--- THE INPUT Enclosed Below ---
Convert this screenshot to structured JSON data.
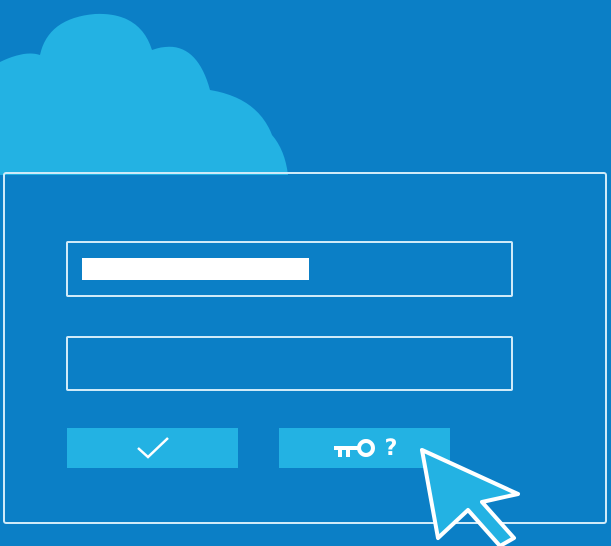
{
  "colors": {
    "background": "#0b7fc6",
    "cloud": "#23b2e3",
    "outline": "#cfeaf8",
    "button": "#23b2e3",
    "text_fill": "#ffffff"
  },
  "login_form": {
    "username_field": {
      "value": "",
      "placeholder": ""
    },
    "password_field": {
      "value": "",
      "placeholder": ""
    },
    "confirm_button": {
      "icon": "checkmark-icon"
    },
    "forgot_password_button": {
      "icon": "key-icon",
      "label": "?"
    }
  },
  "icons": [
    "cloud-icon",
    "checkmark-icon",
    "key-icon",
    "mouse-pointer-icon"
  ]
}
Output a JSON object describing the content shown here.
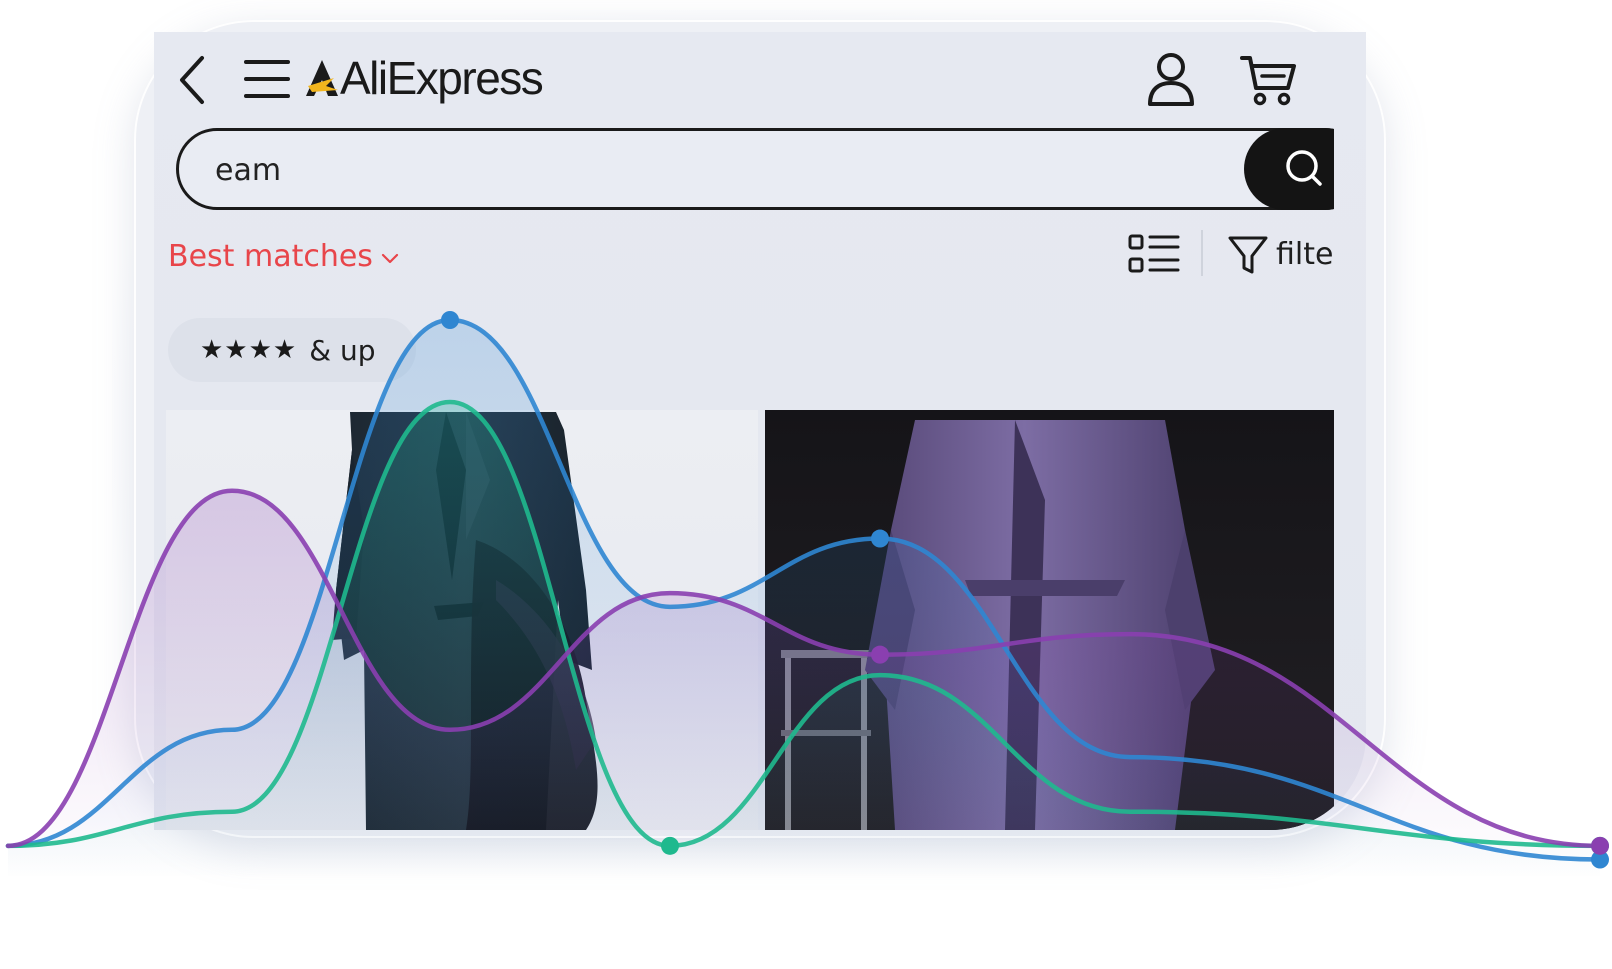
{
  "header": {
    "logo_text": "AliExpress",
    "icons": {
      "back": "back-arrow-icon",
      "menu": "hamburger-menu-icon",
      "account": "user-account-icon",
      "cart": "shopping-cart-icon"
    }
  },
  "search": {
    "value": "eam",
    "button_icon": "search-icon"
  },
  "sort": {
    "label": "Best matches",
    "caret_icon": "chevron-down-icon"
  },
  "toolbar": {
    "view_icon": "list-view-icon",
    "filter_icon": "funnel-filter-icon",
    "filter_label": "filte"
  },
  "rating_filter": {
    "stars": "★★★★",
    "label": "& up"
  },
  "products": [
    {
      "name": "dark-coat-with-tulle-hem"
    },
    {
      "name": "purple-oversized-trench-coat"
    }
  ],
  "colors": {
    "accent_red": "#e8454a",
    "search_button": "#141414",
    "series_blue": "#2f86d1",
    "series_green": "#1fb98e",
    "series_purple": "#8a3fb0"
  },
  "chart_data": {
    "type": "line",
    "series": [
      {
        "color": "#2f86d1",
        "values": [
          0.05,
          0.22,
          0.82,
          0.4,
          0.5,
          0.18,
          0.03
        ]
      },
      {
        "color": "#1fb98e",
        "values": [
          0.05,
          0.1,
          0.7,
          0.05,
          0.3,
          0.1,
          0.05
        ]
      },
      {
        "color": "#8a3fb0",
        "values": [
          0.05,
          0.57,
          0.22,
          0.42,
          0.33,
          0.36,
          0.05
        ]
      }
    ],
    "highlighted_points": [
      {
        "series": 0,
        "index": 2
      },
      {
        "series": 0,
        "index": 4
      },
      {
        "series": 0,
        "index": 6
      },
      {
        "series": 1,
        "index": 3
      },
      {
        "series": 1,
        "index": 6
      },
      {
        "series": 2,
        "index": 4
      },
      {
        "series": 2,
        "index": 6
      }
    ],
    "grid": false,
    "axes_visible": false
  }
}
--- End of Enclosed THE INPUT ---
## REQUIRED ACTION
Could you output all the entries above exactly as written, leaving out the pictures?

## ANSWER FOR THE TASK
Convert this screenshot to structured JSON data.
{
  "colors": {
    "background": "#0b7fc6",
    "cloud": "#23b2e3",
    "outline": "#cfeaf8",
    "button": "#23b2e3",
    "text_fill": "#ffffff"
  },
  "login_form": {
    "username_field": {
      "value": "",
      "placeholder": ""
    },
    "password_field": {
      "value": "",
      "placeholder": ""
    },
    "confirm_button": {
      "icon": "checkmark-icon"
    },
    "forgot_password_button": {
      "icon": "key-icon",
      "label": "?"
    }
  },
  "icons": [
    "cloud-icon",
    "checkmark-icon",
    "key-icon",
    "mouse-pointer-icon"
  ]
}
Output a JSON object describing the content shown here.
{
  "header": {
    "logo_text": "AliExpress",
    "icons": {
      "back": "back-arrow-icon",
      "menu": "hamburger-menu-icon",
      "account": "user-account-icon",
      "cart": "shopping-cart-icon"
    }
  },
  "search": {
    "value": "eam",
    "button_icon": "search-icon"
  },
  "sort": {
    "label": "Best matches",
    "caret_icon": "chevron-down-icon"
  },
  "toolbar": {
    "view_icon": "list-view-icon",
    "filter_icon": "funnel-filter-icon",
    "filter_label": "filte"
  },
  "rating_filter": {
    "stars": "★★★★",
    "label": "& up"
  },
  "products": [
    {
      "name": "dark-coat-with-tulle-hem"
    },
    {
      "name": "purple-oversized-trench-coat"
    }
  ],
  "colors": {
    "accent_red": "#e8454a",
    "search_button": "#141414",
    "series_blue": "#2f86d1",
    "series_green": "#1fb98e",
    "series_purple": "#8a3fb0"
  },
  "chart_data": {
    "type": "line",
    "series": [
      {
        "color": "#2f86d1",
        "values": [
          0.05,
          0.22,
          0.82,
          0.4,
          0.5,
          0.18,
          0.03
        ]
      },
      {
        "color": "#1fb98e",
        "values": [
          0.05,
          0.1,
          0.7,
          0.05,
          0.3,
          0.1,
          0.05
        ]
      },
      {
        "color": "#8a3fb0",
        "values": [
          0.05,
          0.57,
          0.22,
          0.42,
          0.33,
          0.36,
          0.05
        ]
      }
    ],
    "highlighted_points": [
      {
        "series": 0,
        "index": 2
      },
      {
        "series": 0,
        "index": 4
      },
      {
        "series": 0,
        "index": 6
      },
      {
        "series": 1,
        "index": 3
      },
      {
        "series": 1,
        "index": 6
      },
      {
        "series": 2,
        "index": 4
      },
      {
        "series": 2,
        "index": 6
      }
    ],
    "grid": false,
    "axes_visible": false
  }
}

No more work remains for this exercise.